Hi, Sandyfanny, I was confused in trying to figure out Dr. Harris' protein recommendations, as well. And I don't know what criteria were used in designing all those protein calculating software programs. Probably a man with very low body fat and lots of muscle, who is a super athlete, and needs much more protein than we women usually do.
There are 2.2 pounds in a Kilo. 216 pounds = 98.18. A one to one ratio gives 98.18 grams of protein per Kg. I eat less than 1 gram per Kg. But, when I started eating low carb I ate 1.2 or 1 until I became accustomed to the diet. We are all different and have different needs. What others do can give us information and some reference points, for a start. At some point, we have to discover what works well for us, and just do that, regardless of what anyone does, thinks, says, recommends, etc.
The amount of protein per day is as controversial to some as carbs, plant food, calories, exercise, etc. For those of us who have broken satiety switches, are insulin resistant, have reduced metabolic rates due to dieting, genetic make-up, having once been very fat and then losing weight, illness, or whatever else, we have to find the ratios of protein, fats, and carbs, and the kinds of foods we can eat, as well as eating much less than those who do not have reduced metabolic rates. There are huge discussions at fitness forums and other forums about protein intake.
An example of some scientists trying to find out what amount of protein is "best":
Here is a section from this study
on protein intake:
The third dietary factor potentially affecting physical performance is adjusting protein intake to bring it within the optimum therapeutic window for human metabolism. The studies noted herein [13-15,20] demonstrate effective preservation of lean body mass and physical performance when protein is in the range of 1.2 – 1.7 g/kg reference body weight daily, provided in the context of adequate minerals. Picking the mid-range value of 1.5 g/kg-d, for adults with reference weights ranging from 60–80 kg, this translates into total daily protein intakes 90 to 120 g/d. This number is also consistent with the protein intake reported in the Bellevue study . When expressed in the context of total daily energy expenditures of 2000–3000 kcal/d, about 15% of ones daily energy expenditure (or intake if the diet is eucaloric) needs to be provided as protein.
The effects of reducing daily protein intake to below 1.2 g/kg reference weight during a ketogenic diet include progressive loss of functional lean tissue and thus loss of physical performance, as demonstrated by Davis et al . In this study, subjects given protein at 1.1 g/kg-d experienced a significant reduction in VO2max over a 3 month period on a ketogenic diet, whereas subjects given 1.5 g/kg-d maintained VO2max.

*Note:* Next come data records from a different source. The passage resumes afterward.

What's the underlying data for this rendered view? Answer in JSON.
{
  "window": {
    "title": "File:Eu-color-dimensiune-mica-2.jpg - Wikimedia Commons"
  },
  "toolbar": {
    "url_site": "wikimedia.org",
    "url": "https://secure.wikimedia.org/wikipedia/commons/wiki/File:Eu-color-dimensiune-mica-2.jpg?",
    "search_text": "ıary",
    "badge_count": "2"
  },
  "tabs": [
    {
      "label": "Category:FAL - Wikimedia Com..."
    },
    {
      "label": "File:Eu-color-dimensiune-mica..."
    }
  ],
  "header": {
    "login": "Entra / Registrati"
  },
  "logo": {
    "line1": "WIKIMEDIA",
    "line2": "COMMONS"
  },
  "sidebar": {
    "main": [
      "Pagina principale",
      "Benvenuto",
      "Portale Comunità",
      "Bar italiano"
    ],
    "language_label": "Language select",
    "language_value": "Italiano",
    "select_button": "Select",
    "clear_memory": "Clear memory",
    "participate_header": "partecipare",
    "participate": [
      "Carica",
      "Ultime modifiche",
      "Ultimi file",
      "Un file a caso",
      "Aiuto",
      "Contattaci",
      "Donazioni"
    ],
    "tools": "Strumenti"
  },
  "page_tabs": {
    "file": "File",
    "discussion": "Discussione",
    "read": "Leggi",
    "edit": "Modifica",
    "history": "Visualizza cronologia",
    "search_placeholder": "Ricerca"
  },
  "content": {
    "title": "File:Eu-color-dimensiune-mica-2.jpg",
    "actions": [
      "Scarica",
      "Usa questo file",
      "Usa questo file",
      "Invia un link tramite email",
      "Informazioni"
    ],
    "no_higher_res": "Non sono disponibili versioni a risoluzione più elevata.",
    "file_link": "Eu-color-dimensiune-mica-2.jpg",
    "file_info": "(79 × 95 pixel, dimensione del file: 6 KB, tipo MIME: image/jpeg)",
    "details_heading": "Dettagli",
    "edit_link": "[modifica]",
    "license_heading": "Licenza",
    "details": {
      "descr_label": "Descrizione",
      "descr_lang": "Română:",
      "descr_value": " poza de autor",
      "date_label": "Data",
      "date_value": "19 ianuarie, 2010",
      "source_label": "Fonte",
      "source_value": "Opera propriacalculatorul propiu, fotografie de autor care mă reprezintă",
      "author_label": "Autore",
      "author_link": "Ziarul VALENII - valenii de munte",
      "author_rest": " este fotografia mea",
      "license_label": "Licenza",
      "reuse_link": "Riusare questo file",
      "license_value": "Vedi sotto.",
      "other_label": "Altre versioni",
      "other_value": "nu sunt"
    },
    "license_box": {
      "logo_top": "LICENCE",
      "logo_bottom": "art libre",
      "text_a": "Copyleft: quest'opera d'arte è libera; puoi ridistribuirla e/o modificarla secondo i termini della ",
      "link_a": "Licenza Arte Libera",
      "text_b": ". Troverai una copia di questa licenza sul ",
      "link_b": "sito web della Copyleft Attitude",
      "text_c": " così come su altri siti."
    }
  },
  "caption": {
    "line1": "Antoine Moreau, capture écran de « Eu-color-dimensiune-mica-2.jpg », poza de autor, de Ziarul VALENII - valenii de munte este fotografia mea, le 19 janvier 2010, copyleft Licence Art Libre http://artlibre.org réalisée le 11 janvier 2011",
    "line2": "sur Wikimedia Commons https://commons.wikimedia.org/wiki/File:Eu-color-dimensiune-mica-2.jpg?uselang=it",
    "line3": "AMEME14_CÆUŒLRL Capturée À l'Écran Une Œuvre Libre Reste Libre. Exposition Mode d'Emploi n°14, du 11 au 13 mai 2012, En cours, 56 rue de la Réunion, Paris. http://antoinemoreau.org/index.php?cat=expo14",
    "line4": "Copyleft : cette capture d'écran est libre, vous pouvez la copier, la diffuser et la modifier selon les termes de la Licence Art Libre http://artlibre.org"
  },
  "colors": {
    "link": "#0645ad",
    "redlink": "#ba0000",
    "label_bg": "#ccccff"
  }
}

At the other end of the spectrum, higher protein intakes have the potential for negative side-effects if intake of this nutrient exceeds 25% of daily energy expenditure. One concern with higher levels of protein intake is the suppression of ketogenesis relative to an equi-caloric amount of fat (assuming that ketones are a beneficial adaptation to whole body fuel homeostasis). In addition, Stefansson describes a malady known by the Inuit as rabbit malaise . This problem would occur in the early spring when very lean rabbits were the only available game, when people might be tempted to eat too much protein in the absence of an alternative source of dietary fat. The symptoms were reported to occur within a week, and included headache and lassitude. Such symptoms are not uncommon among people who casually undertake a "low carbohydrate, high protein" diet.
As you can see, protein intake is a huge subject. I haven't gone through that study line by line, to see what "bugs" there were, which don't work out right.
After I went very low carb (ca. 20), and found out what my maintenance and losing-weight calorie levels were, I started experimenting with the ratios of protein and fat. If I eat too much protein I don't lose weight, and can gain. Also, the kinds of food I eat are key. Also, every couple of pounds I lose now seems to change my "system" and I have to re-adjust what I eat and how much. And, I can attest to the fact that as we weigh less, we need fewer calories.
Other things, such as going to sleep early enough, drinking my gallon+ of purified water throughout the day, getting outside enough, and supplements, such as Vit. D, Magnesium, Vit. E, and a multi-vitamin, all make a huge difference. When I was younger I could get away with more, such as staying up late, etc. Now, I need to take extra care.
Hope this helps a bit. Am sending you lots of good thoughts.